Typically, echinacea doesn't interfere with sleep, but as with all supplements, individual experiences can vary.
Taking echinacea on an empty stomach might cause minor stomach upset for some individuals. It's often recommended with a meal to prevent this.
Echinacea might support the immune system, which could indirectly help combat fatigue associated with illness. However, it's not a primary remedy for general fatigue.
Pros: Echinacea supports immune function, has anti-inflammatory properties, and can combat certain infections. Cons: It may interact with some medications, isn't suitable for those with certain allergies, and prolonged use can decrease its effectiveness.
Many believe in the immune-boosting benefits of echinacea based on traditional use and some research. However, its effectiveness can vary by individual, and it's essential to weigh potential benefits against any risks or interactions.
Dosage can vary based on the product and individual needs. It's essential to follow the manufacturer's recommendations and consult a healthcare professional.
When taking echinacea, it's recommended to avoid certain medications, particularly immunosuppressants. It's also advised to limit caffeine as it might reduce the effectiveness of echinacea.
Generally, echinacea isn't known to disturb sleep. However, as with all supplements, individual reactions can vary.
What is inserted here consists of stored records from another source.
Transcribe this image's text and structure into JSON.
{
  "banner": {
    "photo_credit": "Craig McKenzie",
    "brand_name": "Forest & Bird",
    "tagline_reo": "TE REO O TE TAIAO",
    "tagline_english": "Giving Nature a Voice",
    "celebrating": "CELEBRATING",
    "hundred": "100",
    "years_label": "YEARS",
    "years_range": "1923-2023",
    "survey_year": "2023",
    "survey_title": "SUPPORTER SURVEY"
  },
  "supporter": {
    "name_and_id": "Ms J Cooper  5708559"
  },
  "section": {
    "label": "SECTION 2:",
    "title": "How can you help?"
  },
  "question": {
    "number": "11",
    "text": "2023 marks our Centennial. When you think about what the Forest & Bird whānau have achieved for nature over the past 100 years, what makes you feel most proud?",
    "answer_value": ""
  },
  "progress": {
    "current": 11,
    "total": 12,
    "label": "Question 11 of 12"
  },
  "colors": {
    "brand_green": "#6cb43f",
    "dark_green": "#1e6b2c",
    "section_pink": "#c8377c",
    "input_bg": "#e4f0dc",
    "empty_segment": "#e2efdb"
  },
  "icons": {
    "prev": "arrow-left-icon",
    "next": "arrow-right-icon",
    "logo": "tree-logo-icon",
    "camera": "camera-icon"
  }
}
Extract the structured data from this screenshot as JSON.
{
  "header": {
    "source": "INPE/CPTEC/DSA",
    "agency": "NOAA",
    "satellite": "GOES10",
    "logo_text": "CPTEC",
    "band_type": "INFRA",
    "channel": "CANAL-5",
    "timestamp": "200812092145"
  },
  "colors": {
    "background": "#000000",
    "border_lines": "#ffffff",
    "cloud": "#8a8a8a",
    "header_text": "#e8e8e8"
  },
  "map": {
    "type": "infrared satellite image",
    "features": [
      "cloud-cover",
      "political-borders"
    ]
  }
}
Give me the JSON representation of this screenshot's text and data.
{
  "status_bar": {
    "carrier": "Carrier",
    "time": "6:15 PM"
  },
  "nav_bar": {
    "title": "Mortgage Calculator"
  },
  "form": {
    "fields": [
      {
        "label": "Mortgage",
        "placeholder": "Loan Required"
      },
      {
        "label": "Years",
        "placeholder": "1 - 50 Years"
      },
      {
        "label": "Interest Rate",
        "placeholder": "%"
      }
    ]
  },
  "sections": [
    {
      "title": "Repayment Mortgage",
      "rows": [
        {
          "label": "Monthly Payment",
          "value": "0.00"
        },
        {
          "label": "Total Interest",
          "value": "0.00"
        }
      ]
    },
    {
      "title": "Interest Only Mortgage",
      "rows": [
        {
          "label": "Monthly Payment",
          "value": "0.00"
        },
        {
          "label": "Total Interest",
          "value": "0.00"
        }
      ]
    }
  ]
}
While echinacea can be taken for short periods daily, prolonged daily consumption might lead to decreased effectiveness. Cycling its use is often recommended.